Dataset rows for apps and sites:
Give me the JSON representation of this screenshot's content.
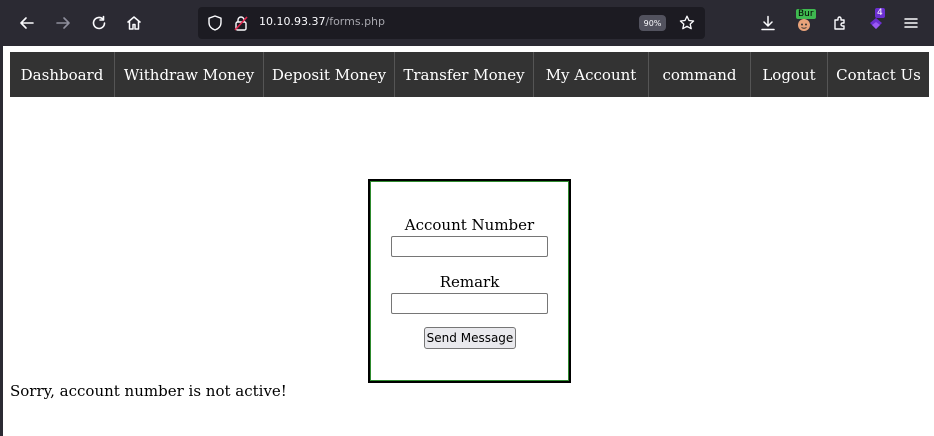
{
  "browser": {
    "url_host": "10.10.93.37",
    "url_path": "/forms.php",
    "zoom": "90%",
    "extensions": {
      "burp_label": "Bur",
      "badge_count": "4"
    },
    "icons": [
      "back-icon",
      "forward-icon",
      "reload-icon",
      "home-icon",
      "shield-icon",
      "lock-icon",
      "star-icon",
      "download-icon",
      "burp-extension-icon",
      "extensions-icon",
      "addon-icon",
      "menu-icon"
    ]
  },
  "nav": {
    "items": [
      {
        "label": "Dashboard"
      },
      {
        "label": "Withdraw Money"
      },
      {
        "label": "Deposit Money"
      },
      {
        "label": "Transfer Money"
      },
      {
        "label": "My Account"
      },
      {
        "label": "command"
      },
      {
        "label": "Logout"
      },
      {
        "label": "Contact Us"
      }
    ]
  },
  "form": {
    "account_label": "Account Number",
    "account_value": "",
    "remark_label": "Remark",
    "remark_value": "",
    "submit_label": "Send Message"
  },
  "message": "Sorry, account number is not active!",
  "colors": {
    "toolbar_bg": "#2b2a33",
    "nav_bg": "#333333",
    "form_border_accent": "#2e8b2e"
  }
}
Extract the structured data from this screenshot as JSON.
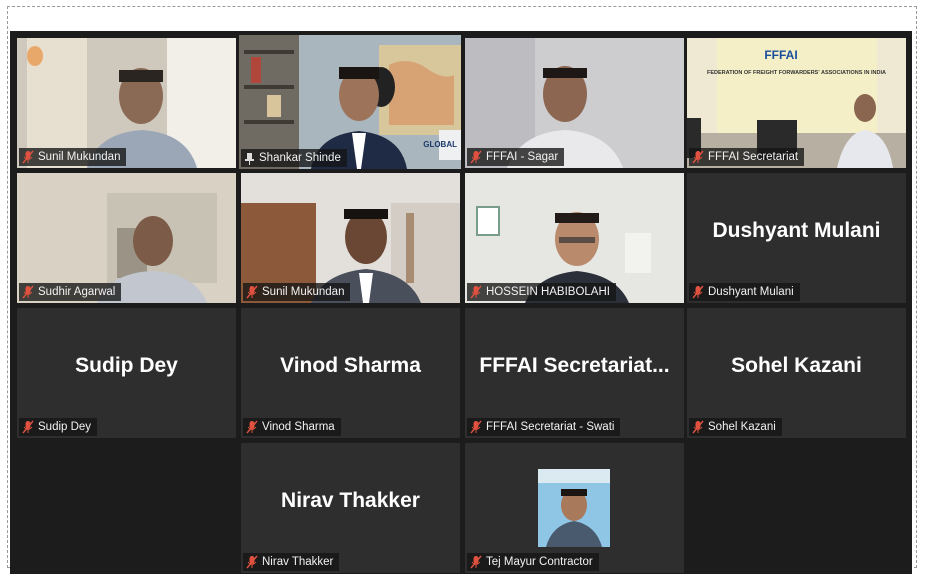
{
  "meeting": {
    "tiles": [
      {
        "id": "t1",
        "name": "Sunil Mukundan",
        "muted": true,
        "pinned": false,
        "video": true
      },
      {
        "id": "t2",
        "name": "Shankar Shinde",
        "muted": false,
        "pinned": true,
        "video": true,
        "active": true
      },
      {
        "id": "t3",
        "name": "FFFAI - Sagar",
        "muted": true,
        "pinned": false,
        "video": true
      },
      {
        "id": "t4",
        "name": "FFFAI Secretariat",
        "muted": true,
        "pinned": false,
        "video": true
      },
      {
        "id": "t5",
        "name": "Sudhir Agarwal",
        "muted": true,
        "pinned": false,
        "video": true
      },
      {
        "id": "t6",
        "name": "Sunil Mukundan",
        "muted": true,
        "pinned": false,
        "video": true
      },
      {
        "id": "t7",
        "name": "HOSSEIN HABIBOLAHI",
        "muted": true,
        "pinned": false,
        "video": true
      },
      {
        "id": "t8",
        "name": "Dushyant Mulani",
        "display": "Dushyant Mulani",
        "muted": true,
        "video": false
      },
      {
        "id": "t9",
        "name": "Sudip Dey",
        "display": "Sudip Dey",
        "muted": true,
        "video": false
      },
      {
        "id": "t10",
        "name": "Vinod Sharma",
        "display": "Vinod Sharma",
        "muted": true,
        "video": false
      },
      {
        "id": "t11",
        "name": "FFFAI Secretariat - Swati",
        "display": "FFFAI  Secretariat...",
        "muted": true,
        "video": false
      },
      {
        "id": "t12",
        "name": "Sohel Kazani",
        "display": "Sohel Kazani",
        "muted": true,
        "video": false
      },
      {
        "id": "t13",
        "name": "Nirav Thakker",
        "display": "Nirav Thakker",
        "muted": true,
        "video": false
      },
      {
        "id": "t14",
        "name": "Tej Mayur Contractor",
        "muted": true,
        "video": false,
        "avatar": true
      }
    ],
    "banner_text": "FEDERATION OF FREIGHT FORWARDERS' ASSOCIATIONS IN INDIA",
    "banner_logo": "FFFAI",
    "logo_text": "GLOBAL"
  },
  "colors": {
    "muted_icon": "#e0523f",
    "active_border": "#d6e86b",
    "tile_bg": "#2e2e2e"
  }
}
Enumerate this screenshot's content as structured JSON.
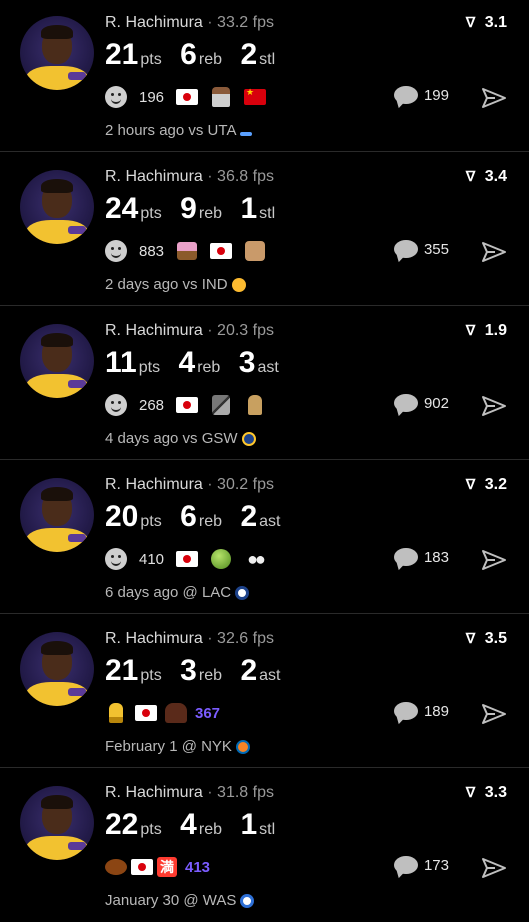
{
  "feed": [
    {
      "player": "R. Hachimura",
      "separator": "·",
      "fps": "33.2 fps",
      "rating": "3.1",
      "stats": [
        {
          "value": "21",
          "unit": "pts"
        },
        {
          "value": "6",
          "unit": "reb"
        },
        {
          "value": "2",
          "unit": "stl"
        }
      ],
      "reaction_count": "196",
      "reaction_icons": [
        "flag-japan-icon",
        "man-emoji-icon",
        "flag-china-icon"
      ],
      "comment_count": "199",
      "time": "2 hours ago vs UTA",
      "team_icon": "jazz-logo-icon",
      "team_color": "#5aa0ff"
    },
    {
      "player": "R. Hachimura",
      "separator": "·",
      "fps": "36.8 fps",
      "rating": "3.4",
      "stats": [
        {
          "value": "24",
          "unit": "pts"
        },
        {
          "value": "9",
          "unit": "reb"
        },
        {
          "value": "1",
          "unit": "stl"
        }
      ],
      "reaction_count": "883",
      "reaction_icons": [
        "cake-emoji-icon",
        "flag-japan-icon",
        "face-emoji-icon"
      ],
      "comment_count": "355",
      "time": "2 days ago vs IND",
      "team_icon": "pacers-logo-icon",
      "team_color": "#fdbb30"
    },
    {
      "player": "R. Hachimura",
      "separator": "·",
      "fps": "20.3 fps",
      "rating": "1.9",
      "stats": [
        {
          "value": "11",
          "unit": "pts"
        },
        {
          "value": "4",
          "unit": "reb"
        },
        {
          "value": "3",
          "unit": "ast"
        }
      ],
      "reaction_count": "268",
      "reaction_icons": [
        "flag-japan-icon",
        "sword-emoji-icon",
        "spartan-emoji-icon"
      ],
      "comment_count": "902",
      "time": "4 days ago vs GSW",
      "team_icon": "warriors-logo-icon",
      "team_color": "#1d428a"
    },
    {
      "player": "R. Hachimura",
      "separator": "·",
      "fps": "30.2 fps",
      "rating": "3.2",
      "stats": [
        {
          "value": "20",
          "unit": "pts"
        },
        {
          "value": "6",
          "unit": "reb"
        },
        {
          "value": "2",
          "unit": "ast"
        }
      ],
      "reaction_count": "410",
      "reaction_icons": [
        "flag-japan-icon",
        "melon-emoji-icon",
        "eyes-emoji-icon"
      ],
      "comment_count": "183",
      "time": "6 days ago @ LAC",
      "team_icon": "clippers-logo-icon",
      "team_color": "#1d428a"
    },
    {
      "player": "R. Hachimura",
      "separator": "·",
      "fps": "32.6 fps",
      "rating": "3.5",
      "stats": [
        {
          "value": "21",
          "unit": "pts"
        },
        {
          "value": "3",
          "unit": "reb"
        },
        {
          "value": "2",
          "unit": "ast"
        }
      ],
      "reaction_count": "367",
      "reaction_icons": [
        "trophy-emoji-icon",
        "flag-japan-icon",
        "hair-emoji-icon"
      ],
      "comment_count": "189",
      "time": "February 1 @ NYK",
      "team_icon": "knicks-logo-icon",
      "team_color": "#f58426"
    },
    {
      "player": "R. Hachimura",
      "separator": "·",
      "fps": "31.8 fps",
      "rating": "3.3",
      "stats": [
        {
          "value": "22",
          "unit": "pts"
        },
        {
          "value": "4",
          "unit": "reb"
        },
        {
          "value": "1",
          "unit": "stl"
        }
      ],
      "reaction_count": "413",
      "reaction_icons": [
        "football-emoji-icon",
        "flag-japan-icon",
        "kanji-full-emoji-icon"
      ],
      "reaction_kanji": "満",
      "comment_count": "173",
      "time": "January 30 @ WAS",
      "team_icon": "wizards-logo-icon",
      "team_color": "#2d6fd6"
    }
  ]
}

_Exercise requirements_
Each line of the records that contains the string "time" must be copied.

_Output for this task_
      "time": "2 hours ago vs UTA",
      "time": "2 days ago vs IND",
      "time": "4 days ago vs GSW",
      "time": "6 days ago @ LAC",
      "time": "February 1 @ NYK",
      "time": "January 30 @ WAS",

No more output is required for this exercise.